After scraping myself off my Sydney sick bed at five in the morning, I managed, with no small amount of assistance from my wife and Glaxo Smith Cline to drag myself onto a plane to Townsville, North Queensland. Quite how I got through customs is still a mystery, but lets just say if I had been travelling in the good old US of A, I wouldn’t have been flying, I’d have been in quarantine or carted off to Guantanamo (you know what happens to men with beards who sweat on planes!). My body temperature was all over the place. In the pressurised cabin I was boiling and on the searing tarmac I was freezing. We had a five hour drive down to a place called Arlie Beach in front of us and I couldn’t even see the floor. As Carol was and is pregnant I had to do all the lifting and carrying. I was a sorry sight. Staggering towards the cab weighed down with luggage sweating profusely I was a dead ringer for a dodgy drug mule.

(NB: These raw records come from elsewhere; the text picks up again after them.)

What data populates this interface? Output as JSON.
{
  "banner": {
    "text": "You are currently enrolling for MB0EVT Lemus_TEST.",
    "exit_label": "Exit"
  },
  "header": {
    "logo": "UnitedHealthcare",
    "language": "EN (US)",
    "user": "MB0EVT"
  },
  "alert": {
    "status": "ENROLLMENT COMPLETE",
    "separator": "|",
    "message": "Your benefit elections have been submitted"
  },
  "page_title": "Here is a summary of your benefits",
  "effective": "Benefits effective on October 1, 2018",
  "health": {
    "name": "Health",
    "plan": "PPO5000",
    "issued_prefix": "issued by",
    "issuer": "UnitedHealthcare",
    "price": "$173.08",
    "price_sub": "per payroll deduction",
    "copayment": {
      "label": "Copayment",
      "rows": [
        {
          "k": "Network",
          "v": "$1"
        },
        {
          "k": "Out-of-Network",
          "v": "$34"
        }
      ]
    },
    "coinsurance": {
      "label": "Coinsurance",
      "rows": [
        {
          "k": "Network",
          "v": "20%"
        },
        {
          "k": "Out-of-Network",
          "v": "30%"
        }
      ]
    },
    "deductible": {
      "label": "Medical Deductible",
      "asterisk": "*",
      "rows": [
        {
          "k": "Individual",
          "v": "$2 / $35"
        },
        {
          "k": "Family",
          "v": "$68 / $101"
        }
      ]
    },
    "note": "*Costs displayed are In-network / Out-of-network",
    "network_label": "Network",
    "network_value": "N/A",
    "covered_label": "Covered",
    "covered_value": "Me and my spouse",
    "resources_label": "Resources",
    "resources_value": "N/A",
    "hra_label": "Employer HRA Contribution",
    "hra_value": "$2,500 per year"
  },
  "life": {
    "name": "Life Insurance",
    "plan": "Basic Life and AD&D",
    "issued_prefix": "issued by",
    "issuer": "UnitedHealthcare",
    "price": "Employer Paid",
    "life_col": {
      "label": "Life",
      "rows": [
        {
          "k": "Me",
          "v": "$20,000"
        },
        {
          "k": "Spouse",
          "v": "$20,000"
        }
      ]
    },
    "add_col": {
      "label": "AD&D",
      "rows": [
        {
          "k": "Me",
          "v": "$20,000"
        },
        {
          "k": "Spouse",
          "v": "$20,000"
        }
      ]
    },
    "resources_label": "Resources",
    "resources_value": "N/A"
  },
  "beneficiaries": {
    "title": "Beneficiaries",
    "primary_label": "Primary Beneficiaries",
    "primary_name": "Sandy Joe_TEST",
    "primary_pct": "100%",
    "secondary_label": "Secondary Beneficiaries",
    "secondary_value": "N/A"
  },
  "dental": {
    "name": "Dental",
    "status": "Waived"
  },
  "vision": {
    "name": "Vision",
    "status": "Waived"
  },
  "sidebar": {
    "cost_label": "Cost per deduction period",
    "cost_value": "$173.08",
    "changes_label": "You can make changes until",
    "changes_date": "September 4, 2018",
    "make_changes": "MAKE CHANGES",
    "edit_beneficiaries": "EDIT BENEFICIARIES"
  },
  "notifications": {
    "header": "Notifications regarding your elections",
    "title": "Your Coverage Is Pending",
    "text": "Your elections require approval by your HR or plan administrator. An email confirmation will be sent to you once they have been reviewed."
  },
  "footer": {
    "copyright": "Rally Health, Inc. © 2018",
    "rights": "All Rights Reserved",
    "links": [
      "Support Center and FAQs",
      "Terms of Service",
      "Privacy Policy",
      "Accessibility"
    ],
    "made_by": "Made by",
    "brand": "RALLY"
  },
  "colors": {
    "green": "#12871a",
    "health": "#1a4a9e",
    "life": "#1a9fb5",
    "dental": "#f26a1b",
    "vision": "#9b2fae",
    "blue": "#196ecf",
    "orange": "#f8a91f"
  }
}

Anyway, after much whinging by myself, we made it out of the airport and into the car that had been very generously lent to us by a close friend. As Townsville is such a compact city we cleared the city limits in a matter of minute and were on the highway heading south for Arlie beach and onward to the Whitsunday Islands.
On her last trip to Australia, Carol had driven the very same highway we were now navigating. Unfortunately, on that occasion she had been involved in a serious car accident that had resulted in her spending some time in the intensive care unit at Rockhampton general hospital. Carol and Sarah, her friend from back home, had been backpacking around Australia and had teamed up with a couple of local Aussie lads to share the long drive cross country from Brisbane to Cairnes. The Bruce Highway, the only road between the cities of North Queensland, is straight and long and there are few, if any, defining features. It cuts through mile after mile of Mangroves and scrubland with indiscriminate roadkill the only thing to break up the beautiful yet monotinous drive.
The accident happened after a late night round the campfire at the side of the highway and an unwise early start. Their driving buddy had, as many drivers do on these highways, fallen asleep at the wheel. The car had left the road at high speed landing two of the four occupants in intensive care. Unfortunately, Carol, who was asleep in the rear of the car was one of them. Although her unplanned diversion had not resulted in any lasting damage her recovery was slow and she was forced to stay in Townsville for the next few months. Her unexpected diversion spawned many enduring friendships and a genuine fondness for Townsville, but as we drove along the dusty barren highway her mood was understandably pensive. I attempted to soothe her nerves by pointing to indiscriminate trees every hundred metres or so and asking ‘did it happen there, was it there, or there perhaps, there?…….’